The relaxation meant that more and more cases were being added on a daily basis and it took the country just 11 days to double the number of positive cases from 50,000 on May 7 to one lakh coronavirus positive cases on May 18.
Despite the rise in numbers, the phased relaxation of the lockdown continued and domestic flights resumed operations on May 25, with a number of guidelines to adapt to the new situation posed by the pandemic. The number of confirmed coronavirus cases globally crossed 5.5 million mark by May 26.
Meanwhile, outside India, on May 27, the United States became the first country to reach a six-figure death toll, as the number of people killed from the coronavirus surpassed 100,000. The World Health Organization declared South America is “a new epicentre” of the coronavirus pandemic as well.
India Becomes The Fourth Worse-Hit Country With Coronavirus Infections
India’s first COVID-19 case was detected in Kerala on January 30, while the tally took 110 days to reach the one lakh mark on May 18, however, it took just 15 days for the next one lakh cases to be added for India to cross 2 lakh coronavirus cases on June 2. Whereas, the number of cases doubled to cross 4 lakh in 18 days on June 21.
At present, as of July 3, India is the fourth worst-hit nation after US (27,39,230), Brazil (14,96,858) and Russia (6,60,231) in terms of COVID-19 cases.
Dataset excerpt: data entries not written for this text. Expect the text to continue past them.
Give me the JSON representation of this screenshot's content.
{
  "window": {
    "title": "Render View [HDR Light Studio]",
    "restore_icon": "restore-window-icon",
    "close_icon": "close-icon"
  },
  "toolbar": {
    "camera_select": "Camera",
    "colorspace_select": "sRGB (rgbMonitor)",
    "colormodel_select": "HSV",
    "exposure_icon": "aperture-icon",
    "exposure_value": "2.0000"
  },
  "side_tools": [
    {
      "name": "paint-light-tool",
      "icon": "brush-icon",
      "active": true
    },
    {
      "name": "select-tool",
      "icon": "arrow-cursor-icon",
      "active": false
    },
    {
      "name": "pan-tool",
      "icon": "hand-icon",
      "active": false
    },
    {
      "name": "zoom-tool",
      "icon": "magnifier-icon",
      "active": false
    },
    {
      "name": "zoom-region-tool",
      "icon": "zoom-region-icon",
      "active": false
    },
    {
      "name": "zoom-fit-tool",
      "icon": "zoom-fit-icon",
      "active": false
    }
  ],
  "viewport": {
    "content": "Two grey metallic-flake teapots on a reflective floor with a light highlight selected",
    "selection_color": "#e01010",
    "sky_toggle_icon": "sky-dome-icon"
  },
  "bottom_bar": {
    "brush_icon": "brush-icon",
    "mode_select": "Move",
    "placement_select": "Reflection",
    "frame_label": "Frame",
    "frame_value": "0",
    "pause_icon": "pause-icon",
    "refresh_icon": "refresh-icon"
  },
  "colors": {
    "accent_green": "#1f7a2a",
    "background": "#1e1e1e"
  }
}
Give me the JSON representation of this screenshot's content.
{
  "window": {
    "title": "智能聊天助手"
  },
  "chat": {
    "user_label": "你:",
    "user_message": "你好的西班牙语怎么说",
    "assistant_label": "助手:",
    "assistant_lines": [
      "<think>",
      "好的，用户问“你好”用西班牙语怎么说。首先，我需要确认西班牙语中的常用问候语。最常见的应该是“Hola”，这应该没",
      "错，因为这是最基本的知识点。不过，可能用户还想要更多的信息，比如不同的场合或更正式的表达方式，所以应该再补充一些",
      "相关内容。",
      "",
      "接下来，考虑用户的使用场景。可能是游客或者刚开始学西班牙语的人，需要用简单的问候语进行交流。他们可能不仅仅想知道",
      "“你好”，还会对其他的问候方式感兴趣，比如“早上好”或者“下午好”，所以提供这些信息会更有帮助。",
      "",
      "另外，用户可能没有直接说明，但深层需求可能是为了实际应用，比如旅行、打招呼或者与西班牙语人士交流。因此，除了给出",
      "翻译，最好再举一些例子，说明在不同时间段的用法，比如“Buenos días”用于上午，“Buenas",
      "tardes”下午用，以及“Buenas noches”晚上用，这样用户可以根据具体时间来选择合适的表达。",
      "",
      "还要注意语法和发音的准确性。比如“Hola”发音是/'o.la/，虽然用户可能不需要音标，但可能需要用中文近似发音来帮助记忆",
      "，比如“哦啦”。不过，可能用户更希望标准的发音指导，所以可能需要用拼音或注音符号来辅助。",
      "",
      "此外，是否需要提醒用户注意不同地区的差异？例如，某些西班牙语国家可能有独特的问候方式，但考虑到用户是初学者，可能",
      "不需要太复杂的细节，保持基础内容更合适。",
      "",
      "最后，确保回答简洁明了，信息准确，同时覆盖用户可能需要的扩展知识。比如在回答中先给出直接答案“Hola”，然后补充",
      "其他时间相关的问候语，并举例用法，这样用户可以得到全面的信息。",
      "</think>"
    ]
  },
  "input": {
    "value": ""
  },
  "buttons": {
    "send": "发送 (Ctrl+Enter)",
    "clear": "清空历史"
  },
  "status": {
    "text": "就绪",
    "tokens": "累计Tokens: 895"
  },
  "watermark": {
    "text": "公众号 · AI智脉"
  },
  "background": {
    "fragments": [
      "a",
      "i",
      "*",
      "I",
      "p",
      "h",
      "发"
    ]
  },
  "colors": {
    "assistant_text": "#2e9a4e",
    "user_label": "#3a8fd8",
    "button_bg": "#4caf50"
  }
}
With over 6 lakh COVID-19 cases, India may surpass Russia’s tally in the coming few days. According to the data by Ministry of Health and Family Welfare, 1 lakh COVID-19 cases in India got added in just 5 days.
According to the global data compiled by Johns Hopkins University, as of June 10, India is ranked 12th for the number of deaths, while it is at the 9th place for recoveries.
The only silver lining currently is that as of June 10, India has had more recoveries than its active coronavirus cases, according to the
The bulk of India’s active cases are from three cities of Mumbai, Delhi and Ahmedabad. Maharashtra has the most cases of infections (1,69,883). Delhi has overtaken Tamil Nadu to become the second worst-hit state with 83,077 cases against the latter’s 82,275 as on June 29. But on June 30, Tamil Nadu again overtook Delhi with 86,224 cases to become the state with the second-highest caseload in the country.
For the past few days of June, India has been recording a continuous surge in coronavirus cases, reporting more than 15,000 cases daily. On June 27, for the first time, India reported nearly 20,000 cases in the 24-hours span, which is being tagged as the biggest single-day jump by the ministry, but the government sees a silver lining as the recoveries rise. As of July 3, out of a tally of 6,25,544cases, 3.79 lakh people have recovered. According to the health ministry, India’s recovery rate now stands at over 60.72%. On the other hand, experts indicate that the peak is yet to come, as a result, healthcare infrastructure, testing, intensive care facilities, ventilators and overstretched medical staff remain a huge cause for concern in this fight against a pandemic which is not going away anytime soon.